===== Material supplied =====
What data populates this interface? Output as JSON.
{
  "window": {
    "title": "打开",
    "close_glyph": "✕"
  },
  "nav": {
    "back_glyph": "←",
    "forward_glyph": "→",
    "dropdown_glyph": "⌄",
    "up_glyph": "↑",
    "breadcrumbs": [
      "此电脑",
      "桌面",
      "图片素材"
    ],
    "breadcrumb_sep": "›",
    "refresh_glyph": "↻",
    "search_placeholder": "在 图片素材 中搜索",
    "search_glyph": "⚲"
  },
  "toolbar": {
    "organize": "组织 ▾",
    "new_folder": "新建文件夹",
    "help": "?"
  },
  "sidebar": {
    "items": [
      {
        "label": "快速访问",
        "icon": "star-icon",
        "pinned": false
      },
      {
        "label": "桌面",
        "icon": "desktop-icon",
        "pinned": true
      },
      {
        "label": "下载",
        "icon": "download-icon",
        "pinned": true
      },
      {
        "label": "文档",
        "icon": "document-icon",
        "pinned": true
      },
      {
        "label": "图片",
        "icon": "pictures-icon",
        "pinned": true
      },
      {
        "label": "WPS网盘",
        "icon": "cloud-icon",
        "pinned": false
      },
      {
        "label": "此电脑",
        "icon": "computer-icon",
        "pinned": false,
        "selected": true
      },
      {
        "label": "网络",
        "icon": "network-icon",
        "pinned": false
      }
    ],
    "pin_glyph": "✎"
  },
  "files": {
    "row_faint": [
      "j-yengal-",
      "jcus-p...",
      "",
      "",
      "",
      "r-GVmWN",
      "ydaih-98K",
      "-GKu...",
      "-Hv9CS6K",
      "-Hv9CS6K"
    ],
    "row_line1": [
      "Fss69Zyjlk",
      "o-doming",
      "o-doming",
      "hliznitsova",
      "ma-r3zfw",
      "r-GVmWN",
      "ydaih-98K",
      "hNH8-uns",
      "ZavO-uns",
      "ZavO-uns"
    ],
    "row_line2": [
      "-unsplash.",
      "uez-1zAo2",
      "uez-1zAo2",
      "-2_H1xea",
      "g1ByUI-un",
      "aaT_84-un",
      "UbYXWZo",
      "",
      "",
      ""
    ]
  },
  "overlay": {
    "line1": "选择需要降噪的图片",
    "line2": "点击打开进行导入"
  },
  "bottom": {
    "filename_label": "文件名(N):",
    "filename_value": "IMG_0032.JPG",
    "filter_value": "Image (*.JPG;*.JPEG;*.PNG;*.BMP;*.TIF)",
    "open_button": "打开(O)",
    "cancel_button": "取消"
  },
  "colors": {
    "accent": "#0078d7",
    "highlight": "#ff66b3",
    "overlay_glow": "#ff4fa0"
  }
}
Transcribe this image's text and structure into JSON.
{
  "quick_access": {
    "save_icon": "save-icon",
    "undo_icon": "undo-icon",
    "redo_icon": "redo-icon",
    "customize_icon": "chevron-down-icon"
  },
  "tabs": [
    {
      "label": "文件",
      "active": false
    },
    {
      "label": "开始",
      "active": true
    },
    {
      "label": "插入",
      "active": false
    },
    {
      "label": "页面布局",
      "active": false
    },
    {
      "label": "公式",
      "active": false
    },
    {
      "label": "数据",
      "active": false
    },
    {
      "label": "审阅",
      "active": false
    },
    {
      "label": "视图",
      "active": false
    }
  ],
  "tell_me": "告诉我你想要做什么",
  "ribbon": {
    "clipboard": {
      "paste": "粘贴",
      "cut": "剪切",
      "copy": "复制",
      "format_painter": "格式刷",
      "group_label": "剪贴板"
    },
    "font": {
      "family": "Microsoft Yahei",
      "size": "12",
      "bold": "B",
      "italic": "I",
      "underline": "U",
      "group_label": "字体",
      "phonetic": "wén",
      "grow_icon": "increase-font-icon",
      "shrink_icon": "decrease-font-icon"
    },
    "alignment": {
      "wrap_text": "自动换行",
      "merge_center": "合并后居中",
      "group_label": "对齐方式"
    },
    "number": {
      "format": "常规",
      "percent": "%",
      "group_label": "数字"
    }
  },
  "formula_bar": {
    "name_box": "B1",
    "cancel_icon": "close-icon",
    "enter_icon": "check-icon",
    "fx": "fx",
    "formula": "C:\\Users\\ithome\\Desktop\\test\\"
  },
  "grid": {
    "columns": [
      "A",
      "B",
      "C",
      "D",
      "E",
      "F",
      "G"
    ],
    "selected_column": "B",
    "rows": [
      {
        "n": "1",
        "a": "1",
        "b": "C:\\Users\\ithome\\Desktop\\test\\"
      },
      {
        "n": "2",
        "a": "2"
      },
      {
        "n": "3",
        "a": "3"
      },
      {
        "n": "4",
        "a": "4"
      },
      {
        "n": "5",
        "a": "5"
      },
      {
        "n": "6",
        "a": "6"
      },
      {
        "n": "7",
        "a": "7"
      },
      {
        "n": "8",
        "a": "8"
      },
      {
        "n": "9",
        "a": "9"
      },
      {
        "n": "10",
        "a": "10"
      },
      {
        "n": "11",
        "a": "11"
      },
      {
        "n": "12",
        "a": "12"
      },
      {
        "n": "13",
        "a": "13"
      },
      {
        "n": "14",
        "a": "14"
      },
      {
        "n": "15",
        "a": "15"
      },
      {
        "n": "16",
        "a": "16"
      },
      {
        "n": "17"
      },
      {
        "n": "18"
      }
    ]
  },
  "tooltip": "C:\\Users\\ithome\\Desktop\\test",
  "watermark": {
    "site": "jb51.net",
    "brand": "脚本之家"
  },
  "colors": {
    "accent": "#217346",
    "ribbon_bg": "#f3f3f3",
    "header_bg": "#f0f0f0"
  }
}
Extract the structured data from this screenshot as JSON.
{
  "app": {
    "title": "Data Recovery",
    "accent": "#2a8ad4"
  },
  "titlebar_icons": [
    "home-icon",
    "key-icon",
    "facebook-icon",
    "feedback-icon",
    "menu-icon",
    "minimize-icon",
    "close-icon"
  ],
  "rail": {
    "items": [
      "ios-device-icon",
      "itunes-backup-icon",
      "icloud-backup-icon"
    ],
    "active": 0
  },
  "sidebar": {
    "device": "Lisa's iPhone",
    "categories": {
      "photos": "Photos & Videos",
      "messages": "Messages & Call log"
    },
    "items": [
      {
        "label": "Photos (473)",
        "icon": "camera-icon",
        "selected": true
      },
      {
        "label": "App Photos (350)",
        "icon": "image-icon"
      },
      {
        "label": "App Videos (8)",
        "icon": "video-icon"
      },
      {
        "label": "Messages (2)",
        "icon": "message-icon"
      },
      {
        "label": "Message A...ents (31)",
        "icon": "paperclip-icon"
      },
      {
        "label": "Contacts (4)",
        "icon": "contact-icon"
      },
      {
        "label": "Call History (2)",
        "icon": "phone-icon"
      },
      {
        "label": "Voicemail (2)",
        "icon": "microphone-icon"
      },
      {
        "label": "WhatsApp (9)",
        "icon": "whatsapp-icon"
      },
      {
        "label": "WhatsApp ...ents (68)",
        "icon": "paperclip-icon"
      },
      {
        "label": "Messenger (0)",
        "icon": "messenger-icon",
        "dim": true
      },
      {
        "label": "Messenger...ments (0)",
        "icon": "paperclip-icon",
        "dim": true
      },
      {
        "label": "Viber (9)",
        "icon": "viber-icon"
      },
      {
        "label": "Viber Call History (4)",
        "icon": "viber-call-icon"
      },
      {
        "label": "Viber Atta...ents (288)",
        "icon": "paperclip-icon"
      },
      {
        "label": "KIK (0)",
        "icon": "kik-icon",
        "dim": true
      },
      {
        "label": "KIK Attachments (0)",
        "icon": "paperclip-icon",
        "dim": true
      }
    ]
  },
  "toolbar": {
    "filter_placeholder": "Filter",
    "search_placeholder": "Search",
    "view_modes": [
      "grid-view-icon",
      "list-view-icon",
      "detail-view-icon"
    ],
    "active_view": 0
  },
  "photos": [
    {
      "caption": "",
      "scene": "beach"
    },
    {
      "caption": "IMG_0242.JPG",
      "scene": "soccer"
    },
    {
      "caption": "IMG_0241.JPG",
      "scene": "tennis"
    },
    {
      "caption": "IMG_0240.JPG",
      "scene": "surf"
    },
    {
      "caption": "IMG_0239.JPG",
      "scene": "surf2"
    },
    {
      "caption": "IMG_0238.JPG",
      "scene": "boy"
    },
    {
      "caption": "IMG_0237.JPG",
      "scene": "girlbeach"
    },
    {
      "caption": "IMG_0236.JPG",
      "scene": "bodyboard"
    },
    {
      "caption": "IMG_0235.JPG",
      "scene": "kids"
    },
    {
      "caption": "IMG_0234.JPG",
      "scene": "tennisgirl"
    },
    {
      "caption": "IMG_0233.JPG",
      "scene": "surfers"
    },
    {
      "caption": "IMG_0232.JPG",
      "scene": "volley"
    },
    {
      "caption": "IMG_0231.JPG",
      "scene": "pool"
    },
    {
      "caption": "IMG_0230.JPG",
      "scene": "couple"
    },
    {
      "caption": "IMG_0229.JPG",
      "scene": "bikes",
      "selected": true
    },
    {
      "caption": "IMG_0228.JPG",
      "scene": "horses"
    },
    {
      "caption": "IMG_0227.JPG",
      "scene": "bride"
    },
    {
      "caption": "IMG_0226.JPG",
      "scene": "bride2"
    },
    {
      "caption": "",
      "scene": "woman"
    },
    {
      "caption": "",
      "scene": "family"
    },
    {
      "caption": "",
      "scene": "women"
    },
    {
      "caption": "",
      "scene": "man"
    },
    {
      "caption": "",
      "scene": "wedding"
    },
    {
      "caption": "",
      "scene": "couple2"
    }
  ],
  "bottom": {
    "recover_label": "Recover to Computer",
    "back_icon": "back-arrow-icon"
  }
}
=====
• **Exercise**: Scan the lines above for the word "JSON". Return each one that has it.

• **Exercise response**:
What data populates this interface? Output as JSON.
Transcribe this image's text and structure into JSON.
Extract the structured data from this screenshot as JSON.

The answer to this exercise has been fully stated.